Anyway, we're out tooling around NY Harbor on our first day of filming on the yacht. The crew is extremely conscious of the fact that this is a brand new yacht and it's full of fabulously expensive furnishings and everyone is taking great care to make sure nothing is damaged. We've got protective coverings on most things that could be damaged and we've actually removed a lot of items that would be difficult to protect. However, in the salon, there's this custom made table. It's a huge slab of Italian crystal on a granite pedestal...and it's bolted down with a heavy rod that goes all the way down to the keel...three decks below. That sucker ain't going anywhere. So we wrapped the thing in multiple layers of furniture pads and put a police tape barrier around it and announce that it is off limits to everyone except the camera department who will be permitted to keep camera cases under it. (Camera departments are used to dealing with very expensive, very delicate peices of equipment, so you kind of figure they're a safe bet to know how to be careful around other stuff.)
So, it's the middle of the first day of shooting on this yacht and I'm up on the top deck staying out of the way and the Captain comes up to me and announces that someone has broken the table. I go flying down there to see what's happened and he's right on my heels and when I get there...nothing wrong with the table. Ha Ha...very funny. In his defense, he knew how paranoid I had been about the table and you can't blame a guy for pushing a button that's so deperately crying to be pushed.

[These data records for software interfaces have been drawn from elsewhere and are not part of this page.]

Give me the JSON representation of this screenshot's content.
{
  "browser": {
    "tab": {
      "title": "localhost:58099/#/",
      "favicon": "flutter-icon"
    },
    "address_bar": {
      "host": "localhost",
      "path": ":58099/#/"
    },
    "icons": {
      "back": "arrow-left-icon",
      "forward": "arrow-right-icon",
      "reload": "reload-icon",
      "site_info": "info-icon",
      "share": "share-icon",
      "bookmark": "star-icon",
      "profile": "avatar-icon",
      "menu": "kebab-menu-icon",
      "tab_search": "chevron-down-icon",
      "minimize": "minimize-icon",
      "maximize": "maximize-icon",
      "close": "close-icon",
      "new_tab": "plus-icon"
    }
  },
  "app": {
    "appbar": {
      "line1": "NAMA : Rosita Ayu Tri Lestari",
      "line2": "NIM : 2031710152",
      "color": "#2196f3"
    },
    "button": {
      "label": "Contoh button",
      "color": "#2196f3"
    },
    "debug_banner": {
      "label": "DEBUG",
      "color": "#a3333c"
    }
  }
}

Cut to a few days later. We're on our last day of shooting on the yacht. Everything has been going swimmingly. On this particular day, the yacht's owner and his family are along for the ride so they can watch some of the filming. His kid's are hanging around on set and I'm back on the upper deck schmoozing with him and his wife when the Captain makes another appearance. He takes me aside and tells me, "They broke the table". "Fine", I say, "go ahead and play the same joke with the owner aboard." "No, really," he says. "The director and one of the stars sat on it and it's broken into three really big peices." Long story short, the owner didn't freak. We had insurance; he had insurance; the table got custom made once; we'd get it custom made again.
Now if you slavishly check my credits, you'll note that IMDB doesn't list me on this movie. The movie was scheduled to shoot for 6 weeks in NY and then to get finished in a studio in L.A. So, I got 8 weeks of work prepping the movie and then 6 weeks of work during the NY shoot. And then on the last night of NY shooting, the director found out from his agent that the producers planned to replace him when they got back to L.A. Needless to say, that night's shoot got wrapped early. And then when they showed the new director what had been shot so far, he said he couldn't use any of it. They ended up tossing all of the NY footage and rewriting the script so they could shoot the whole thing from scratch in L.A.
In hindsight, they didn't make a mistake by tossing the NY footage, but they really should have just stopped there. The movie they eventually made is also a stinker.